Although only government meetings and events are required to provide captioning by law, according to the ADA regulations, it is becoming more evident that everyone should have access to all types of meetings and events. Those organizing these types of occasions might not be aware that they have someone with a hearing impairment in the audience, and especially someone who is also a Spanish speaker.

If you are someone who requires CART (communication access real-time translation or real-time transcription), don't be afraid to ask for that service. It may be an important meeting about which you need to be informed, and without CART in your own language, it could cause problems for you down the road.

If you are an organizer of meetings or events and have pondered how to provide CART services to your Spanish-speaking attendees, many CART companies, such as Premier Visual Voice, can do that for you. It's not something you may think about often, but especially if you are working with a Spanish-speaking population, you may want to re-examine your policies about providing access to all participants, especially those who have hearing impairments.

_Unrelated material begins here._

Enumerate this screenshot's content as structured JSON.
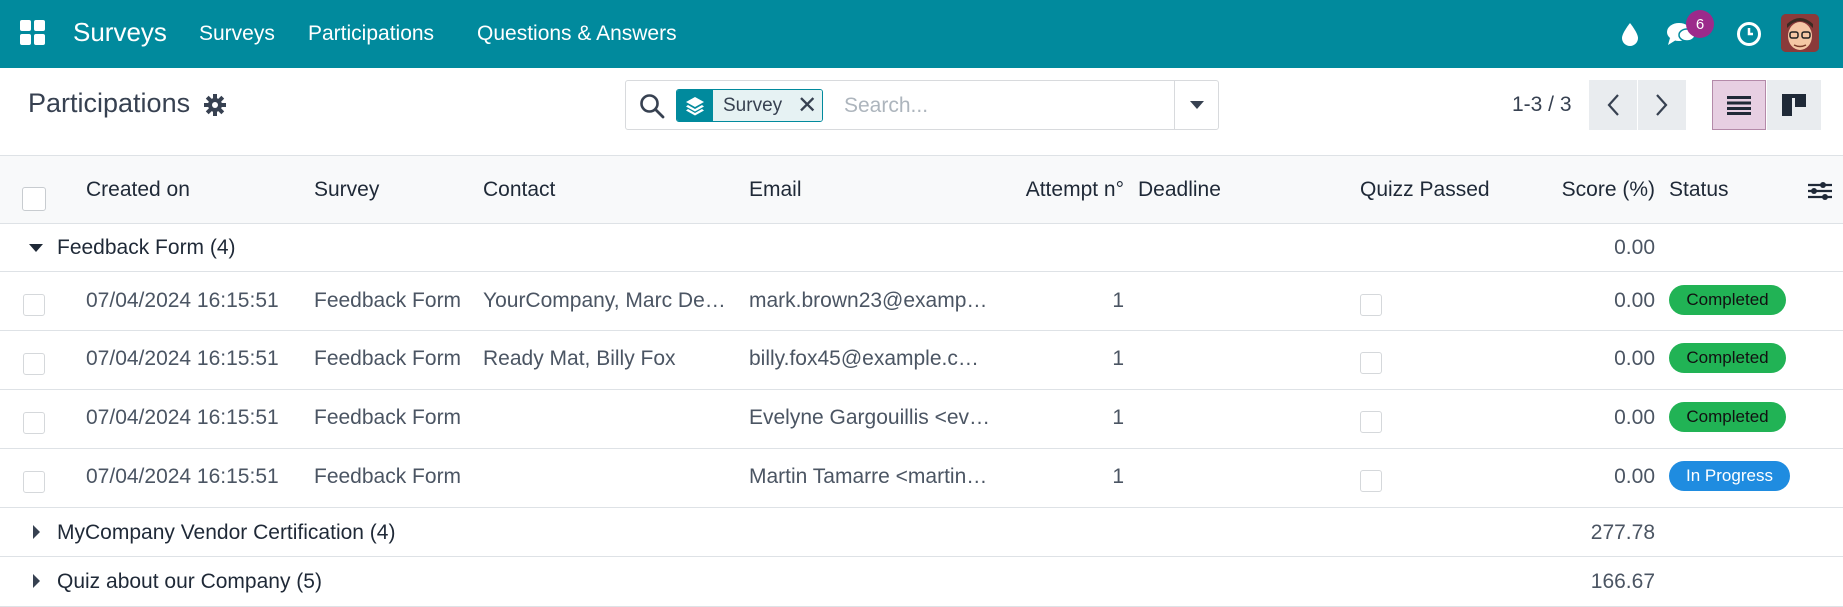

With Spanish fast becoming the language of choice for high school and college students in what is fast becoming a bilingual society, providing CART in Spanish for students with hearing impairments and auditory learning disorders will become more common. We are Premier Visual Voice are poised to help you with your Spanish speaking populations who need CART services.